  • rodolfo
    2019-01-07 00:09

    *4.5/5 stars* I really enjoyed these poem and fragments. But because this is my first taste of Ancient Greek literature, I know there were some references that were lost on me. Regardless, it was fascinating to experience Ancient Greece through Sappho's eyes. I love the personality I have in my head for her (which is supported the text). I see her as a intellectual lesbian poet who loves material things and everything to be extravagant. And there is something about that that appeals to me so much?? Like she feels very close to what I would imagine myself if I lived in Ancient Greece. Overall really enjoyed this and I can't wait to read more Ancient Greek literature and come back to this to fully understand everything.

  • Lauren
    2019-01-20 20:25

    I've never read Sappho before, and this book was a great introduction to who she was and her poetry. The book starts with some introductions and notes about the history of Sappho's work being translated. After this are the poem translations, each accompanied by notes explaining allusions and translation choices. The poems themselves were enjoyable to read, but so were the notes.

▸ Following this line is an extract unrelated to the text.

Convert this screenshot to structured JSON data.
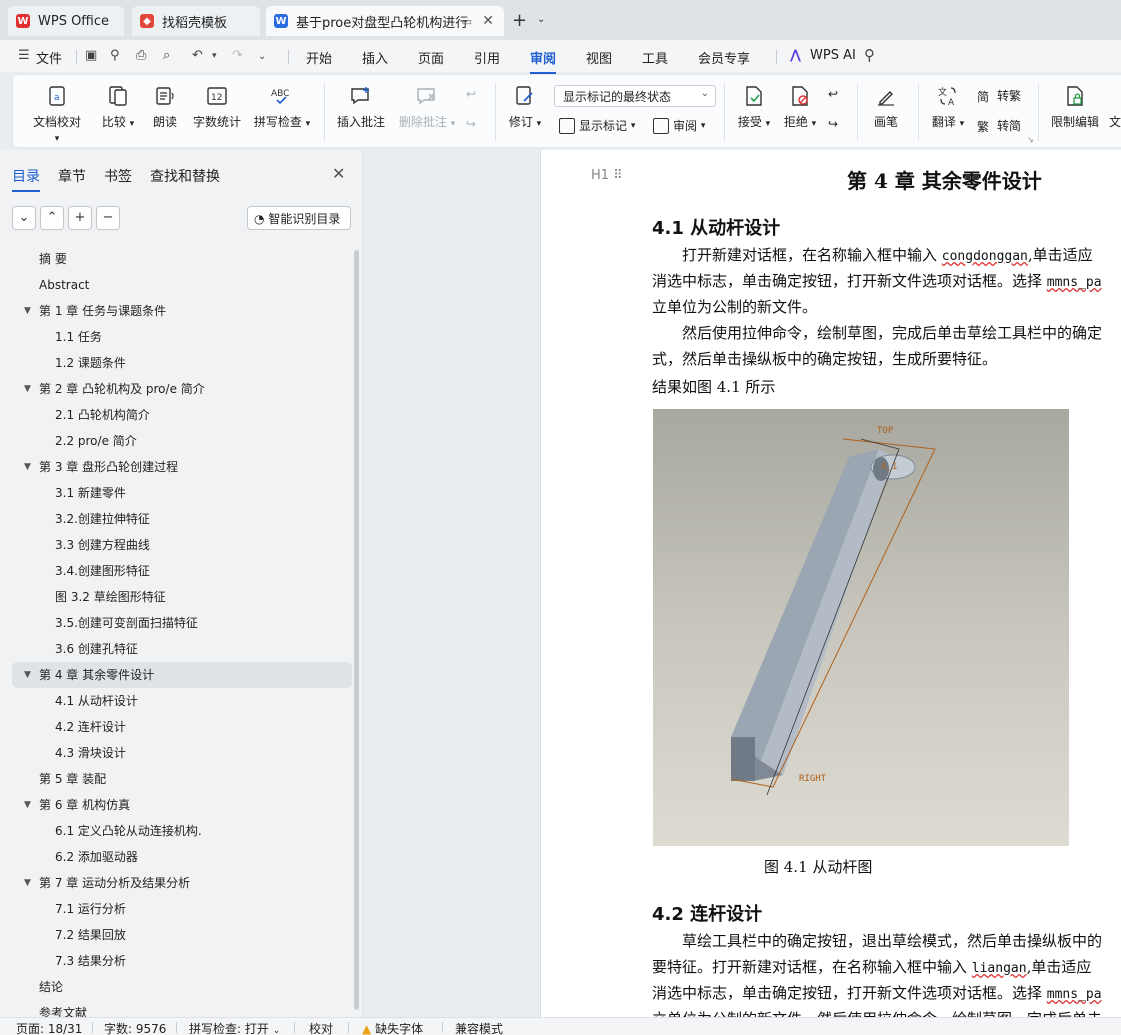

The tone Aaron Poochigian takes is somewhat relaxed and friendly, not too scholarly and stiff. Overall, definitely enjoyable.